» **TASK INSTRUCTIONS**: Pick every line from the data below that contains the string "selected" and copy it.

Records excerpted from a collection
++++++++

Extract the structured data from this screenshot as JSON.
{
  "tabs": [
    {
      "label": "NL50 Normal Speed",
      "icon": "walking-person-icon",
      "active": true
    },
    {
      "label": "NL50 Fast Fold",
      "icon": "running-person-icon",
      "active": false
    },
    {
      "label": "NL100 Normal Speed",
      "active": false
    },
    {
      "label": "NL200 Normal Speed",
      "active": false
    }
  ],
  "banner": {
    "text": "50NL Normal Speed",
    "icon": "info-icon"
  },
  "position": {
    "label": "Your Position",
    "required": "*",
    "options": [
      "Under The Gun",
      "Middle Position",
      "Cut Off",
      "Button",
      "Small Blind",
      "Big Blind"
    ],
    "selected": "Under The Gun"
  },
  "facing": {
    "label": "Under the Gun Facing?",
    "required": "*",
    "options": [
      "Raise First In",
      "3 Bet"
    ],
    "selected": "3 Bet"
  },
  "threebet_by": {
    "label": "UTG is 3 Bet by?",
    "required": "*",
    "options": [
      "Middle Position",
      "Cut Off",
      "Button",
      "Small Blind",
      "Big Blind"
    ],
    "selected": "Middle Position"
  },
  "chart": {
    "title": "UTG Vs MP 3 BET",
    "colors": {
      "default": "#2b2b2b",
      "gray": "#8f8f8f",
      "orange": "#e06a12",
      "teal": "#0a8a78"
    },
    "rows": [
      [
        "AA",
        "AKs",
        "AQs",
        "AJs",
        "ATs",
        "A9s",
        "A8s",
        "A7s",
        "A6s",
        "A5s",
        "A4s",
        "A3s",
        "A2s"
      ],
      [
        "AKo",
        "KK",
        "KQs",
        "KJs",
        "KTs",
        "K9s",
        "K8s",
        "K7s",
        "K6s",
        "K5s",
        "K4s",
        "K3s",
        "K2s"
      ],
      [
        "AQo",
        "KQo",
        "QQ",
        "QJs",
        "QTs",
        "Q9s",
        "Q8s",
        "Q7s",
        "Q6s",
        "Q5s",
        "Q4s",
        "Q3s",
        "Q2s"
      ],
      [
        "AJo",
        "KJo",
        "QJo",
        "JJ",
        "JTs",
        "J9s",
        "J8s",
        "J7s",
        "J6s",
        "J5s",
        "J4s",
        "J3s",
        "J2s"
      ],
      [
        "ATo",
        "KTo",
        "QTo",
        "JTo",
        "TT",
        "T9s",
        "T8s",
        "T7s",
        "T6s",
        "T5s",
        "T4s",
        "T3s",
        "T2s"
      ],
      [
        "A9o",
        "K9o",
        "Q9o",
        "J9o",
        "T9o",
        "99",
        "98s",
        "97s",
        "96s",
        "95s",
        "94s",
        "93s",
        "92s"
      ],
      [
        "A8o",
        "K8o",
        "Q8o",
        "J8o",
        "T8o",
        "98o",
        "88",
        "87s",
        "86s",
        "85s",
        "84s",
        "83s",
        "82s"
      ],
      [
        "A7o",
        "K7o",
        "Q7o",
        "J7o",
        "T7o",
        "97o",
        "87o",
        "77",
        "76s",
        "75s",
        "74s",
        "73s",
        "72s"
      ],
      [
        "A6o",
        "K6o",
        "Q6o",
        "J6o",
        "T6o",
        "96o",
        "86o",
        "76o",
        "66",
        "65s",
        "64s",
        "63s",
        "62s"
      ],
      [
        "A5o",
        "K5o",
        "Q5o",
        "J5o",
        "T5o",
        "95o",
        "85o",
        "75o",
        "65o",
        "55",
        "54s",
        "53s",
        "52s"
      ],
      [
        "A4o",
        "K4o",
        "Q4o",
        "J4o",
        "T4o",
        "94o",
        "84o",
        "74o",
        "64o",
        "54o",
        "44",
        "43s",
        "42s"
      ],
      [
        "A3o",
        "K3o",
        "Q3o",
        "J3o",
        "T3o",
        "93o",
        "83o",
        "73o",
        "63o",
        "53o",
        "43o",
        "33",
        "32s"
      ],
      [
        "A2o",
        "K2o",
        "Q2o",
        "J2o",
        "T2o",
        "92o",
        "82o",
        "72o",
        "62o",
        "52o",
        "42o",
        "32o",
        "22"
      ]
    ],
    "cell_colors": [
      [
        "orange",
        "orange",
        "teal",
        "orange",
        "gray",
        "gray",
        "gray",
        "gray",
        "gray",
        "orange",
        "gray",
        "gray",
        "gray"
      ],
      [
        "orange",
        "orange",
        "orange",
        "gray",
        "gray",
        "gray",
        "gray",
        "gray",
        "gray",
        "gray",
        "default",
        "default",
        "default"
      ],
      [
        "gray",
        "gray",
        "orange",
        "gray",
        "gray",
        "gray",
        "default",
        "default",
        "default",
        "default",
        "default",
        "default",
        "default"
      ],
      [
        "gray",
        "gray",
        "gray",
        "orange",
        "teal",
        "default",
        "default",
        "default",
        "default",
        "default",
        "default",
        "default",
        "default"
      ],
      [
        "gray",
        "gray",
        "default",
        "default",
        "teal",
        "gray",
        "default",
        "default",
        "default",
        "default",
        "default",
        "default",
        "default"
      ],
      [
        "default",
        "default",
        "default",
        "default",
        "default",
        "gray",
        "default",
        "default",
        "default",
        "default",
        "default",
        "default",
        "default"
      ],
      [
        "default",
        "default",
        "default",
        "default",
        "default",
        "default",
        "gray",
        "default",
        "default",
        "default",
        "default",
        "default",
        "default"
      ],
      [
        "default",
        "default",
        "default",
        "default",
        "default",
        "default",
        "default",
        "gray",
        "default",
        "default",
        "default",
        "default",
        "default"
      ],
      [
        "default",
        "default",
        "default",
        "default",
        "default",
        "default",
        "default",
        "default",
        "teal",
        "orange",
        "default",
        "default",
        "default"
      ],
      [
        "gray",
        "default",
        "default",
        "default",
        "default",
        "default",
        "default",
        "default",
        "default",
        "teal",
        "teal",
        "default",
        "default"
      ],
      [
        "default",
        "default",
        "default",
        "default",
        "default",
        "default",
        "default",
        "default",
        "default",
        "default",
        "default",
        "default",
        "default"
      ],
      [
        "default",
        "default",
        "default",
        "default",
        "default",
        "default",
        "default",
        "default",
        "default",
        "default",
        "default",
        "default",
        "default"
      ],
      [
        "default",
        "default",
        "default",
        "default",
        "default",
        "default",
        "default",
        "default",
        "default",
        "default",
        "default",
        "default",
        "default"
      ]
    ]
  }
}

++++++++

» **ANSWER BELOW**:
    "selected": "Under The Gun"
    "selected": "3 Bet"
    "selected": "Middle Position"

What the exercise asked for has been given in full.